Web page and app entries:
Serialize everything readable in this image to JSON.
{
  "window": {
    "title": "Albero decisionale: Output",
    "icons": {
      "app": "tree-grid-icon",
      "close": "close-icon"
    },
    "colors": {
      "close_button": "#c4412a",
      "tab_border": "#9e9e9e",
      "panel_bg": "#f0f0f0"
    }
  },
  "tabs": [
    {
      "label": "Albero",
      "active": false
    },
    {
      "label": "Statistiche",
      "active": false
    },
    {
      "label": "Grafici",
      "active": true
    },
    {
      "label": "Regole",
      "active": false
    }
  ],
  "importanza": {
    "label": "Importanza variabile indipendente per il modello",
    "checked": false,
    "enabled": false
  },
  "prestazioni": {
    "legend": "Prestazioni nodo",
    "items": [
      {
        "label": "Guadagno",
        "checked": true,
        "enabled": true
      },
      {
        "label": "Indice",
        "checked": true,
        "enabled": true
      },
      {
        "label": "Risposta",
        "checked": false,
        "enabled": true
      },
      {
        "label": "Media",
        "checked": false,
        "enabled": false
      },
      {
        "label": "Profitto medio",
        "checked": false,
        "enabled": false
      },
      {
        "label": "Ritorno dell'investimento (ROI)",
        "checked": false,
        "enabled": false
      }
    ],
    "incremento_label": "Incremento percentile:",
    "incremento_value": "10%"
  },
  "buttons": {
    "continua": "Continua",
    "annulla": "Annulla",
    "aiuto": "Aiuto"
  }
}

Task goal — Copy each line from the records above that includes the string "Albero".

Result of this exercise —
    "title": "Albero decisionale: Output",
      "label": "Albero",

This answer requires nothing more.